Elfriede “Marie” Jakob and I crossed paths over three years ago, when I spent a few weeks in Berlin and was introduced by a mutual friend. I was a student, Marie an eighty-one-year-old Auschwitz survivor. An unlikely friendship?
The first thing that hits you on meeting her is her manner: you feel the warmth of a welcoming embrace even before she reaches up to put her arms around you. You follow her stooping figure as she feels her way along the dingy hall with her crippled hands. While you make yourself at home on the blanket draping the shabby sofa, Marie lowers herself into her chair, beams at you, and starts to talk. About her children. The war. Her parents, killed by the Nazis. The babies she has delivered in her years as a midwife. Or her homeless friends. Today it is about the pigeons. I am back in Berlin after a long interval, overjoyed to see her once more.
“Tell me again, Marie. Were you born in Berlin?”
“Yes,” she tells me. She was born in the house where she now occupies a few rooms looking out on the back courtyard. Before the Second World War, the entire building belonged to her wealthy Jewish parents. By 1942 her father had been shot for refusing to kill other Jews, and Marie rounded up for deportation to Poland with her mother. Succeeding in leaping from the truck, she made her way to a village outside the city.
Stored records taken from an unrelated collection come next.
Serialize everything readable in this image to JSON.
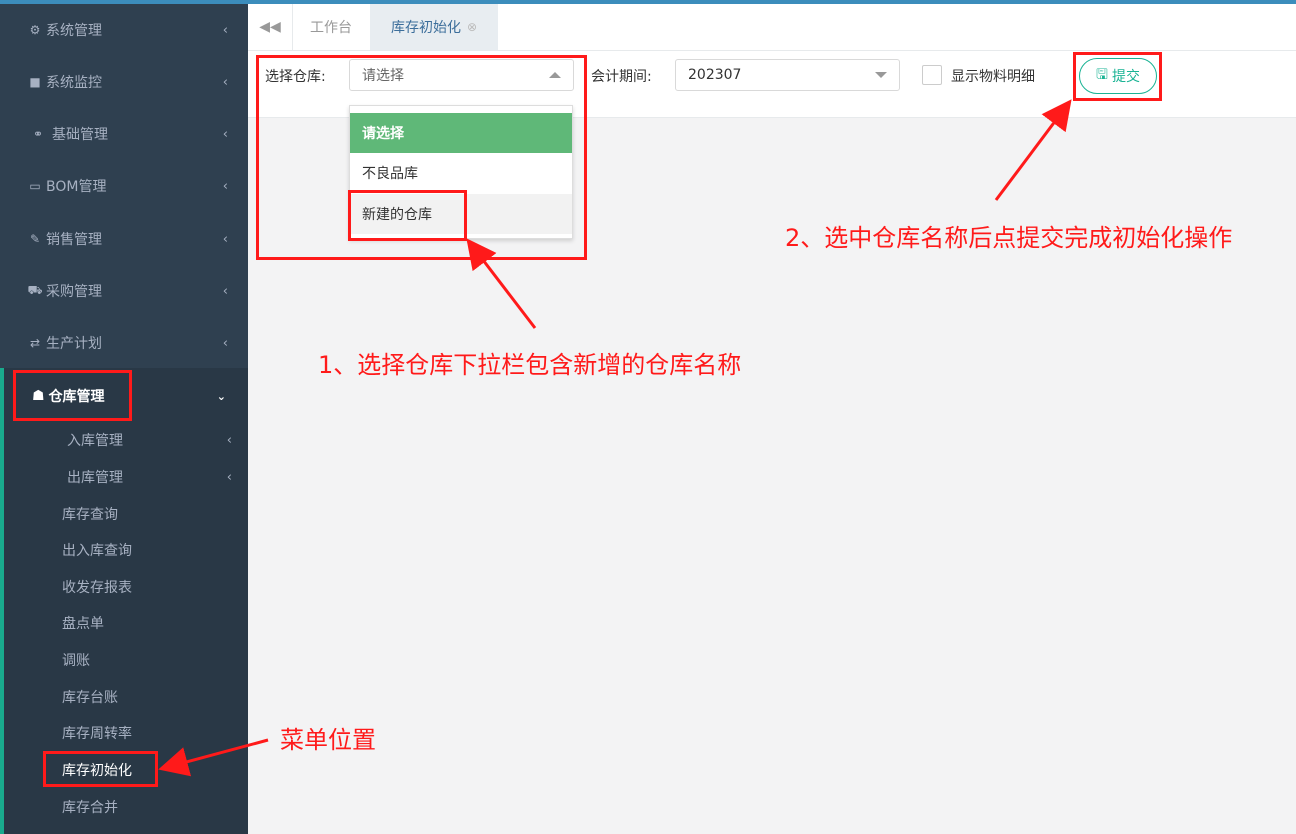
{
  "sidebar": {
    "items": [
      {
        "label": "系统管理",
        "icon": "gear-icon"
      },
      {
        "label": "系统监控",
        "icon": "video-camera-icon"
      },
      {
        "label": "基础管理",
        "icon": "bicycle-icon"
      },
      {
        "label": "BOM管理",
        "icon": "laptop-icon"
      },
      {
        "label": "销售管理",
        "icon": "edit-icon"
      },
      {
        "label": "采购管理",
        "icon": "cart-icon"
      },
      {
        "label": "生产计划",
        "icon": "exchange-icon"
      }
    ],
    "warehouse": {
      "label": "仓库管理",
      "icon": "cubes-icon"
    },
    "sub_items": [
      "入库管理",
      "出库管理",
      "库存查询",
      "出入库查询",
      "收发存报表",
      "盘点单",
      "调账",
      "库存台账",
      "库存周转率",
      "库存初始化",
      "库存合并"
    ]
  },
  "tabs": {
    "items": [
      "工作台",
      "库存初始化"
    ]
  },
  "toolbar": {
    "warehouse_label": "选择仓库:",
    "warehouse_placeholder": "请选择",
    "period_label": "会计期间:",
    "period_value": "202307",
    "show_detail_label": "显示物料明细",
    "submit_label": "提交"
  },
  "dropdown": {
    "options": [
      "请选择",
      "不良品库",
      "新建的仓库"
    ]
  },
  "annotations": {
    "step1": "1、选择仓库下拉栏包含新增的仓库名称",
    "step2": "2、选中仓库名称后点提交完成初始化操作",
    "menu_location": "菜单位置"
  },
  "colors": {
    "sidebar_bg": "#2f4050",
    "accent": "#1ab394",
    "selected_option": "#5fb878",
    "annotation_red": "#ff1a1a"
  }
}
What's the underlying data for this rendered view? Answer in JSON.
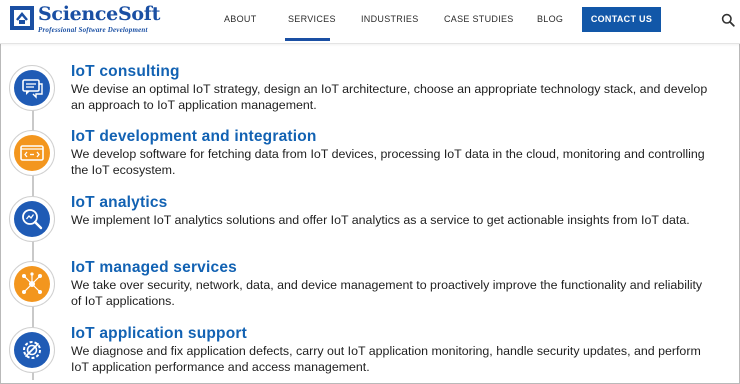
{
  "brand": {
    "name": "ScienceSoft",
    "tagline": "Professional Software Development",
    "color": "#1a4fa3"
  },
  "nav": {
    "items": [
      {
        "label": "ABOUT"
      },
      {
        "label": "SERVICES",
        "active": true
      },
      {
        "label": "INDUSTRIES"
      },
      {
        "label": "CASE STUDIES"
      },
      {
        "label": "BLOG"
      }
    ],
    "contact_label": "CONTACT US",
    "search_icon": "search-icon"
  },
  "services": [
    {
      "title": "IoT consulting",
      "description": "We devise an optimal IoT strategy, design an IoT architecture, choose an appropriate technology stack, and develop an approach to IoT application management.",
      "icon": "chat-bubbles-icon",
      "color": "#1f5bb5"
    },
    {
      "title": "IoT development and integration",
      "description": "We develop software for fetching data from IoT devices, processing IoT data in the cloud, monitoring and controlling the IoT ecosystem.",
      "icon": "code-window-icon",
      "color": "#f3961e"
    },
    {
      "title": "IoT analytics",
      "description": "We implement IoT analytics solutions and offer IoT analytics as a service to get actionable insights from IoT data.",
      "icon": "magnifier-chart-icon",
      "color": "#1f5bb5"
    },
    {
      "title": "IoT managed services",
      "description": "We take over security, network, data, and device management to proactively improve the functionality and reliability of IoT applications.",
      "icon": "network-nodes-icon",
      "color": "#f3961e"
    },
    {
      "title": "IoT application support",
      "description": "We diagnose and fix application defects, carry out IoT application monitoring, handle security updates, and perform IoT application performance and access management.",
      "icon": "gear-wrench-icon",
      "color": "#1f5bb5"
    }
  ]
}
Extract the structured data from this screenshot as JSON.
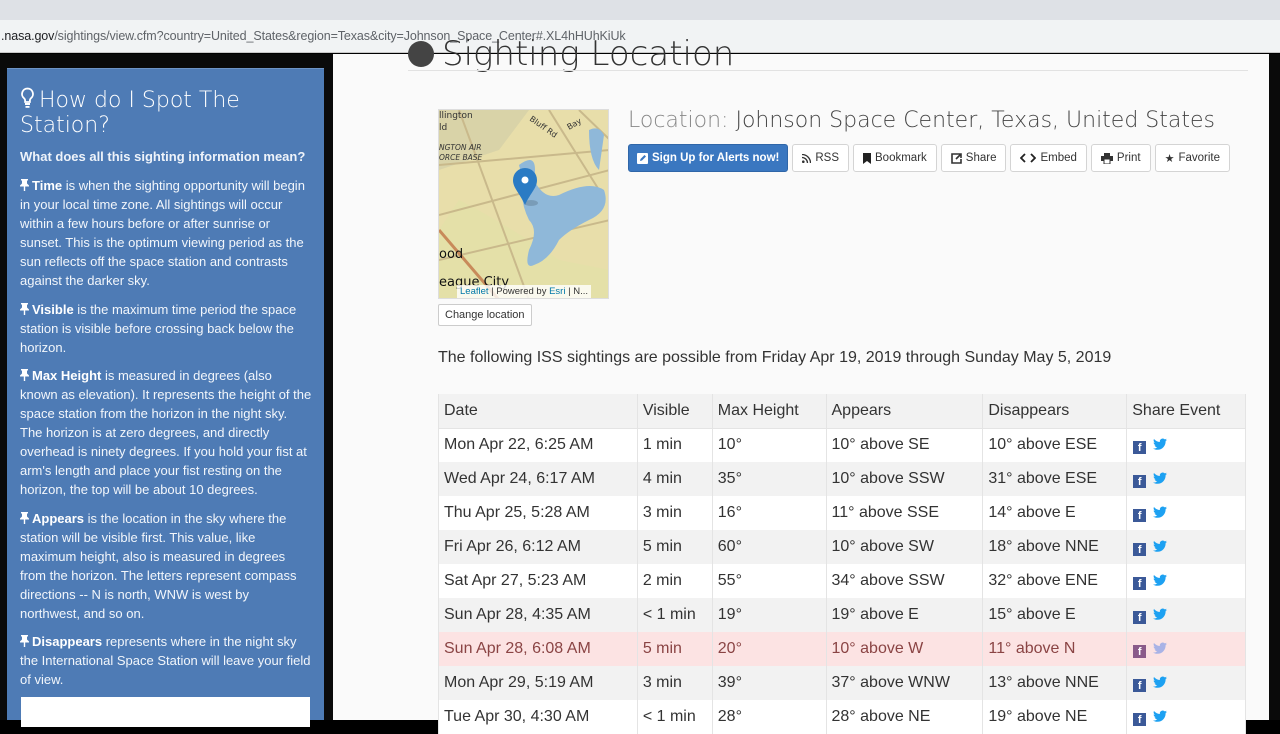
{
  "browser": {
    "url_host": ".nasa.gov",
    "url_path": "/sightings/view.cfm?country=United_States&region=Texas&city=Johnson_Space_Center#.XL4hHUhKiUk"
  },
  "sidebar": {
    "title": "How do I Spot The Station?",
    "subtitle": "What does all this sighting information mean?",
    "paragraphs": [
      {
        "term": "Time",
        "text": " is when the sighting opportunity will begin in your local time zone. All sightings will occur within a few hours before or after sunrise or sunset. This is the optimum viewing period as the sun reflects off the space station and contrasts against the darker sky."
      },
      {
        "term": "Visible",
        "text": " is the maximum time period the space station is visible before crossing back below the horizon."
      },
      {
        "term": "Max Height",
        "text": " is measured in degrees (also known as elevation). It represents the height of the space station from the horizon in the night sky. The horizon is at zero degrees, and directly overhead is ninety degrees. If you hold your fist at arm's length and place your fist resting on the horizon, the top will be about 10 degrees."
      },
      {
        "term": "Appears",
        "text": " is the location in the sky where the station will be visible first. This value, like maximum height, also is measured in degrees from the horizon. The letters represent compass directions -- N is north, WNW is west by northwest, and so on."
      },
      {
        "term": "Disappears",
        "text": " represents where in the night sky the International Space Station will leave your field of view."
      }
    ]
  },
  "main": {
    "heading": "Sighting Location",
    "map": {
      "labels": [
        "llington",
        "ld",
        "NGTON AIR",
        "ORCE BASE",
        "ood",
        "eague City",
        "Bluff Rd",
        "Bay"
      ],
      "attribution_leaflet": "Leaflet",
      "attribution_mid": " | Powered by ",
      "attribution_esri": "Esri",
      "attribution_end": " | N..."
    },
    "change_location_label": "Change location",
    "location_label": "Location:",
    "location_value": "Johnson Space Center, Texas, United States",
    "buttons": {
      "alerts": "Sign Up for Alerts now!",
      "rss": "RSS",
      "bookmark": "Bookmark",
      "share": "Share",
      "embed": "Embed",
      "print": "Print",
      "favorite": "Favorite"
    },
    "range_text": "The following ISS sightings are possible from Friday Apr 19, 2019 through Sunday May 5, 2019",
    "table": {
      "headers": [
        "Date",
        "Visible",
        "Max Height",
        "Appears",
        "Disappears",
        "Share Event"
      ],
      "rows": [
        {
          "date": "Mon Apr 22, 6:25 AM",
          "visible": "1 min",
          "max_height": "10°",
          "appears": "10° above SE",
          "disappears": "10° above ESE",
          "highlighted": false
        },
        {
          "date": "Wed Apr 24, 6:17 AM",
          "visible": "4 min",
          "max_height": "35°",
          "appears": "10° above SSW",
          "disappears": "31° above ESE",
          "highlighted": false
        },
        {
          "date": "Thu Apr 25, 5:28 AM",
          "visible": "3 min",
          "max_height": "16°",
          "appears": "11° above SSE",
          "disappears": "14° above E",
          "highlighted": false
        },
        {
          "date": "Fri Apr 26, 6:12 AM",
          "visible": "5 min",
          "max_height": "60°",
          "appears": "10° above SW",
          "disappears": "18° above NNE",
          "highlighted": false
        },
        {
          "date": "Sat Apr 27, 5:23 AM",
          "visible": "2 min",
          "max_height": "55°",
          "appears": "34° above SSW",
          "disappears": "32° above ENE",
          "highlighted": false
        },
        {
          "date": "Sun Apr 28, 4:35 AM",
          "visible": "< 1 min",
          "max_height": "19°",
          "appears": "19° above E",
          "disappears": "15° above E",
          "highlighted": false
        },
        {
          "date": "Sun Apr 28, 6:08 AM",
          "visible": "5 min",
          "max_height": "20°",
          "appears": "10° above W",
          "disappears": "11° above N",
          "highlighted": true
        },
        {
          "date": "Mon Apr 29, 5:19 AM",
          "visible": "3 min",
          "max_height": "39°",
          "appears": "37° above WNW",
          "disappears": "13° above NNE",
          "highlighted": false
        },
        {
          "date": "Tue Apr 30, 4:30 AM",
          "visible": "< 1 min",
          "max_height": "28°",
          "appears": "28° above NE",
          "disappears": "19° above NE",
          "highlighted": false
        }
      ]
    }
  },
  "icons": {
    "facebook": "f"
  },
  "colors": {
    "sidebar_bg": "#4e7bb5",
    "primary_button": "#3a77c0",
    "highlight_row": "#fce3e3",
    "facebook": "#3b5998",
    "twitter": "#1da1f2"
  }
}
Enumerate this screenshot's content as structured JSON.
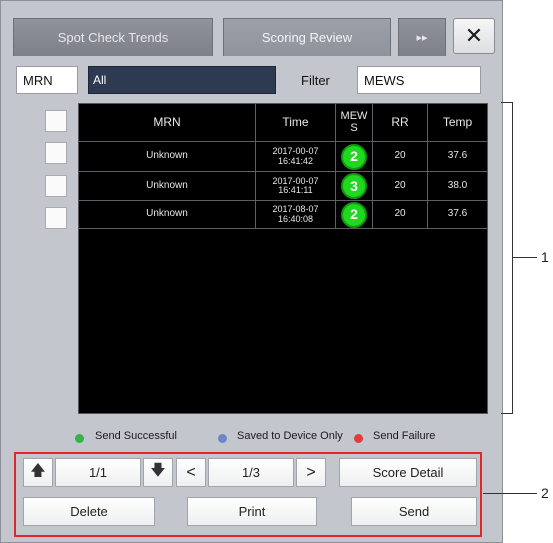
{
  "tabs": [
    {
      "label": "Spot Check Trends",
      "active": false
    },
    {
      "label": "Scoring Review",
      "active": true
    }
  ],
  "tab_more_glyph": "▸▸",
  "close_glyph": "✕",
  "filter_row": {
    "mrn_label": "MRN",
    "mrn_value": "All",
    "filter_label": "Filter",
    "filter_value": "MEWS"
  },
  "table": {
    "headers": {
      "mrn": "MRN",
      "time": "Time",
      "score": "MEW\nS",
      "rr": "RR",
      "temp": "Temp"
    },
    "rows": [
      {
        "mrn": "Unknown",
        "time": "2017-00-07\n16:41:42",
        "score": "2",
        "rr": "20",
        "temp": "37.6"
      },
      {
        "mrn": "Unknown",
        "time": "2017-00-07\n16:41:11",
        "score": "3",
        "rr": "20",
        "temp": "38.0"
      },
      {
        "mrn": "Unknown",
        "time": "2017-08-07\n16:40:08",
        "score": "2",
        "rr": "20",
        "temp": "37.6"
      }
    ]
  },
  "legend": [
    {
      "label": "Send Successful",
      "color": "#33b34a"
    },
    {
      "label": "Saved to Device Only",
      "color": "#6a87c8"
    },
    {
      "label": "Send Failure",
      "color": "#e33b3b"
    }
  ],
  "nav": {
    "page_value": "1/1",
    "record_value": "1/3",
    "prev_glyph": "<",
    "next_glyph": ">",
    "up_glyph": "🡅",
    "down_glyph": "🡇",
    "score_detail_label": "Score Detail",
    "delete_label": "Delete",
    "print_label": "Print",
    "send_label": "Send"
  },
  "callouts": {
    "table": "1",
    "buttons": "2"
  },
  "colors": {
    "score_badge": "#20d820",
    "annotation_box": "#e0282a"
  }
}
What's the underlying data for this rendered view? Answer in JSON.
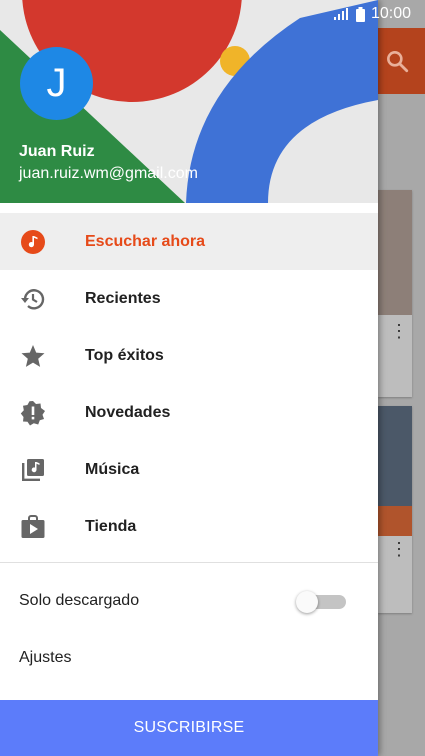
{
  "status_bar": {
    "time": "10:00"
  },
  "drawer": {
    "user": {
      "initial": "J",
      "name": "Juan Ruiz",
      "email": "juan.ruiz.wm@gmail.com"
    },
    "menu": [
      {
        "label": "Escuchar ahora",
        "icon": "listen-now-icon",
        "active": true
      },
      {
        "label": "Recientes",
        "icon": "history-icon",
        "active": false
      },
      {
        "label": "Top éxitos",
        "icon": "star-icon",
        "active": false
      },
      {
        "label": "Novedades",
        "icon": "new-releases-icon",
        "active": false
      },
      {
        "label": "Música",
        "icon": "music-library-icon",
        "active": false
      },
      {
        "label": "Tienda",
        "icon": "store-icon",
        "active": false
      }
    ],
    "settings": {
      "downloaded_only": {
        "label": "Solo descargado",
        "enabled": false
      },
      "settings_label": "Ajustes"
    },
    "subscribe_label": "SUSCRIBIRSE"
  },
  "colors": {
    "accent": "#e64a19",
    "subscribe": "#5c7cfa",
    "avatar": "#1e88e5"
  }
}
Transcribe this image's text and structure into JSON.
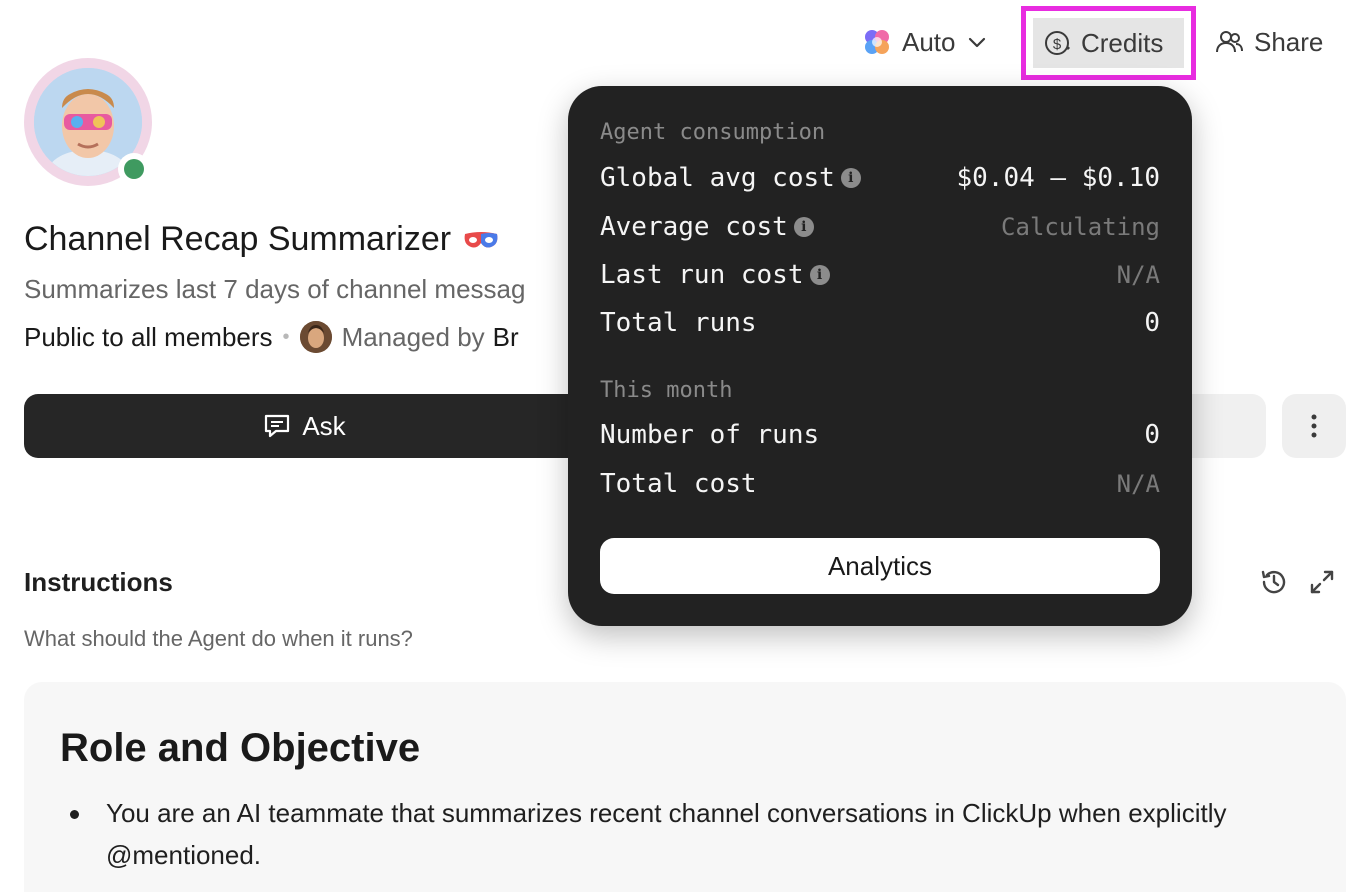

This family hid me in their dovecote, you know, the pigeon house. And the pigeons took care of me. I don’t tell this to just anybody – they would say I’m crazy – but when the pigeons were fed, they brought the grains, dropped them in front of me. Why not? They are also God’s creatures! They kept me alive for a week and I feed them now, too.
Out of suffering come the strongest souls. God’s wounded often make his best soldiers.
I’ve spent hours with her, hearing her tragic stories. Sometimes she weeps, but always her amazing capacity for love overflows into the words of her telling. The wounds she has suffered defy comprehension. Her hiding place betrayed by suspicious neighbors, she was imprisoned first in Auschwitz, then Sachsenhausen, where sympathetic guards facilitated an escape: she was smuggled out in barrels of camp refuse. Offered reparations monies after the war, Marie refused. She explains:
I was not the only one who suffered. What about the mothers who lost their husbands and sons in the fighting? Nobody will pay them anything. Why should I have the money?
If anyone had a right to be bitter, it would be Marie. I once commented on her attitude, and she responded almost apologetically:
I can’t hate. Look at all those who helped me – the guards, the women. Do you know, in Birkenau there was this girl, Anita. To use our names was forbidden, but I knew hers and she knew mine. Anita knew that she wouldn’t live. She shared her food with me and the other children. Can you imagine? I swore that I would name my daughter after her if I survived, and I did. I just can’t help loving...
It was only after the reunification of Germany that Marie recovered the rights to the house stolen from her family in Berlin. She insisted on renting out the apartments to “the little people” – her way of describing young families, the elderly, and students with little money – even though this leaves her with hardly enough to live on herself. Today, despite her upcoming eighty-fifth birthday, I can tell that something is troubling her.
My daughter, she has liver cancer. It hurts my heart. Why am I still here, when so many are gone? I raised fifteen children besides my own five, and two of them are dead already.
Why indeed. Why do some carry a load apparently so much heavier than the rest of us? Recently I read some words quoted by Rabbi Abraham Twerski: “Out of suffering come the strongest souls. God’s wounded often make his best soldiers.” I have been privileged to know one of God’s wounded warriors.
As I rise to go, Marie insists on seeing me to the door. Again she reaches up to embrace me. “When are you coming again?” I tell her that I will be leaving the country, that I may not see her again. She smiles reassuringly: “Don’t worry, my dear, I’ll see you again up there with God.”